What is expected:
Retype the records below exactly as they stand, but with no images.

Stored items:

══════

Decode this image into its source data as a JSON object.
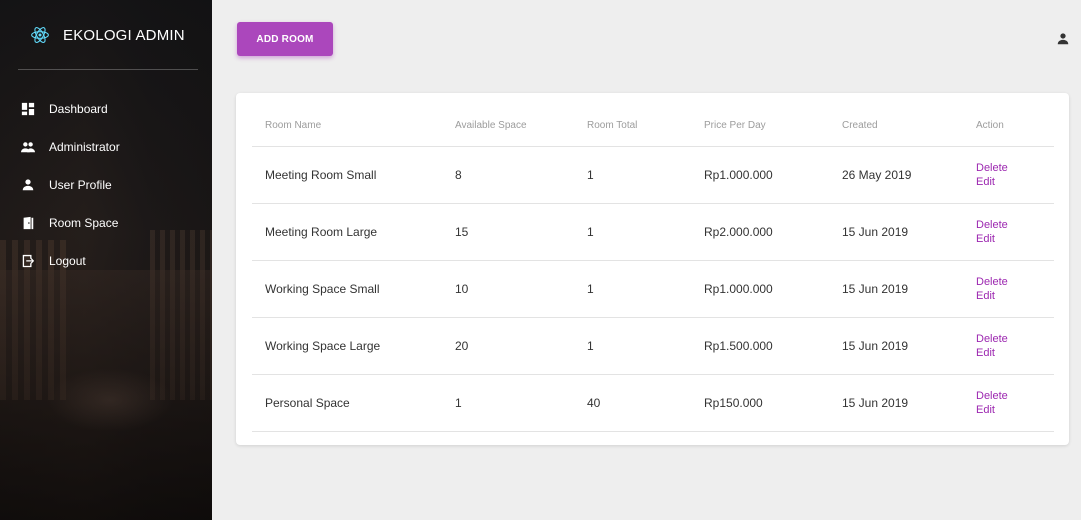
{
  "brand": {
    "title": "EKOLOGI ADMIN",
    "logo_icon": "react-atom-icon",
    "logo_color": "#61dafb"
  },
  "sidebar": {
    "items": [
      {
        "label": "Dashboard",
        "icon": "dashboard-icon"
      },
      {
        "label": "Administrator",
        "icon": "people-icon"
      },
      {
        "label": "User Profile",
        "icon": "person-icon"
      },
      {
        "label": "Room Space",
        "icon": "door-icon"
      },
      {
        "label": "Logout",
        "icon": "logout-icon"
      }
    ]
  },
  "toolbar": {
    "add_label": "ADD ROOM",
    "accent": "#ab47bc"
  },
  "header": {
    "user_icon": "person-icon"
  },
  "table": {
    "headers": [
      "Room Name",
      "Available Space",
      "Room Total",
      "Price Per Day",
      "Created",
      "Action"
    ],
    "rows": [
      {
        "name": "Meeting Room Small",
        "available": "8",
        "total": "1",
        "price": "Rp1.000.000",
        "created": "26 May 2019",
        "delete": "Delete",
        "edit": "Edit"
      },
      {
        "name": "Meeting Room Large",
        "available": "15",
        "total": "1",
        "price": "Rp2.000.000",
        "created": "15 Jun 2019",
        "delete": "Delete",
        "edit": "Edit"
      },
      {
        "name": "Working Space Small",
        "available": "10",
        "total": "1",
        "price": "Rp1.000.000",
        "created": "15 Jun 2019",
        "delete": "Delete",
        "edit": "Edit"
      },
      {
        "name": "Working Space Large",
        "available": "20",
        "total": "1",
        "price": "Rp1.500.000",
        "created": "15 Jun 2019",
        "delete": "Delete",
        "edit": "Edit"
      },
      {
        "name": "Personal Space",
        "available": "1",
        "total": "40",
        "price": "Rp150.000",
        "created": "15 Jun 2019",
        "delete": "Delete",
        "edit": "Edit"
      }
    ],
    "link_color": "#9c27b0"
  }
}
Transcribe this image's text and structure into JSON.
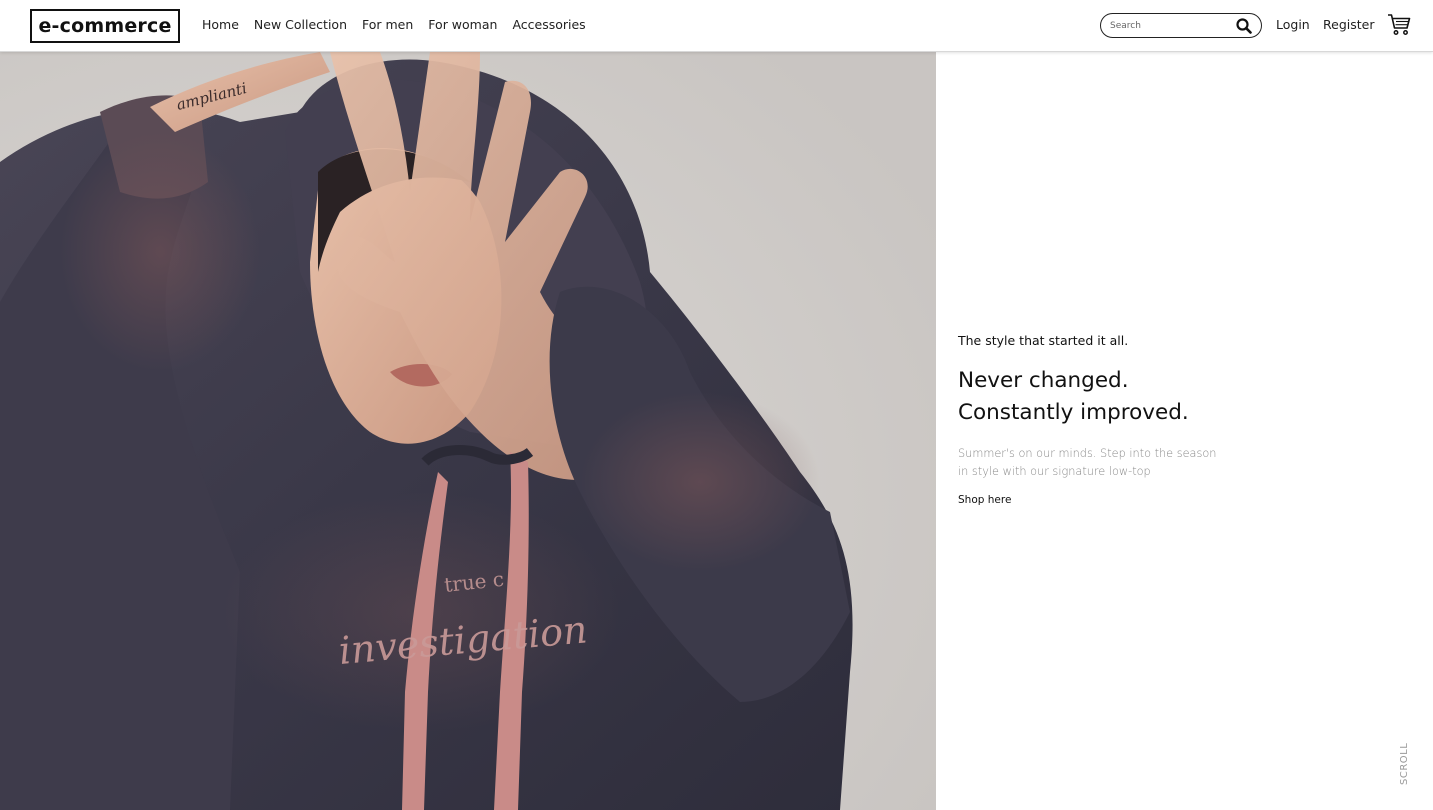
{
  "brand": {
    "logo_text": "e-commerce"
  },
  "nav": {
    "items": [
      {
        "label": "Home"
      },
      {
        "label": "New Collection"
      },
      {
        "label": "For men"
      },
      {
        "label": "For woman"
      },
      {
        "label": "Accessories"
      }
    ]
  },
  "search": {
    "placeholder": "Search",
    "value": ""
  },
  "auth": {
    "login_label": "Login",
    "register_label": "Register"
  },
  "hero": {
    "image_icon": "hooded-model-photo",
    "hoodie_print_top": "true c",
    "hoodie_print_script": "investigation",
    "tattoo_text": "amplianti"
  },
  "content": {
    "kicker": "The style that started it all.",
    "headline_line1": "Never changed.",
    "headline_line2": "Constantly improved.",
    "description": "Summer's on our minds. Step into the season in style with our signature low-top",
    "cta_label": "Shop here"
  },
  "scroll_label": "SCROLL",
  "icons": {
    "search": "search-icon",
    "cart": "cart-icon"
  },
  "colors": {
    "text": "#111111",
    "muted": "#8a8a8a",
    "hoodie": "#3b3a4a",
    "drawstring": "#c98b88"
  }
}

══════

Answer area:
Decode this image into its source data as a JSON object.
{
  "brand": {
    "title": "EKOLOGI ADMIN",
    "logo_icon": "react-atom-icon",
    "logo_color": "#61dafb"
  },
  "sidebar": {
    "items": [
      {
        "label": "Dashboard",
        "icon": "dashboard-icon"
      },
      {
        "label": "Administrator",
        "icon": "people-icon"
      },
      {
        "label": "User Profile",
        "icon": "person-icon"
      },
      {
        "label": "Room Space",
        "icon": "door-icon"
      },
      {
        "label": "Logout",
        "icon": "logout-icon"
      }
    ]
  },
  "toolbar": {
    "add_label": "ADD ROOM",
    "accent": "#ab47bc"
  },
  "header": {
    "user_icon": "person-icon"
  },
  "table": {
    "headers": [
      "Room Name",
      "Available Space",
      "Room Total",
      "Price Per Day",
      "Created",
      "Action"
    ],
    "rows": [
      {
        "name": "Meeting Room Small",
        "available": "8",
        "total": "1",
        "price": "Rp1.000.000",
        "created": "26 May 2019",
        "delete": "Delete",
        "edit": "Edit"
      },
      {
        "name": "Meeting Room Large",
        "available": "15",
        "total": "1",
        "price": "Rp2.000.000",
        "created": "15 Jun 2019",
        "delete": "Delete",
        "edit": "Edit"
      },
      {
        "name": "Working Space Small",
        "available": "10",
        "total": "1",
        "price": "Rp1.000.000",
        "created": "15 Jun 2019",
        "delete": "Delete",
        "edit": "Edit"
      },
      {
        "name": "Working Space Large",
        "available": "20",
        "total": "1",
        "price": "Rp1.500.000",
        "created": "15 Jun 2019",
        "delete": "Delete",
        "edit": "Edit"
      },
      {
        "name": "Personal Space",
        "available": "1",
        "total": "40",
        "price": "Rp150.000",
        "created": "15 Jun 2019",
        "delete": "Delete",
        "edit": "Edit"
      }
    ],
    "link_color": "#9c27b0"
  }
}
Transcribe this image's text and structure into JSON.
{
  "brand": {
    "logo_text": "e-commerce"
  },
  "nav": {
    "items": [
      {
        "label": "Home"
      },
      {
        "label": "New Collection"
      },
      {
        "label": "For men"
      },
      {
        "label": "For woman"
      },
      {
        "label": "Accessories"
      }
    ]
  },
  "search": {
    "placeholder": "Search",
    "value": ""
  },
  "auth": {
    "login_label": "Login",
    "register_label": "Register"
  },
  "hero": {
    "image_icon": "hooded-model-photo",
    "hoodie_print_top": "true c",
    "hoodie_print_script": "investigation",
    "tattoo_text": "amplianti"
  },
  "content": {
    "kicker": "The style that started it all.",
    "headline_line1": "Never changed.",
    "headline_line2": "Constantly improved.",
    "description": "Summer's on our minds. Step into the season in style with our signature low-top",
    "cta_label": "Shop here"
  },
  "scroll_label": "SCROLL",
  "icons": {
    "search": "search-icon",
    "cart": "cart-icon"
  },
  "colors": {
    "text": "#111111",
    "muted": "#8a8a8a",
    "hoodie": "#3b3a4a",
    "drawstring": "#c98b88"
  }
}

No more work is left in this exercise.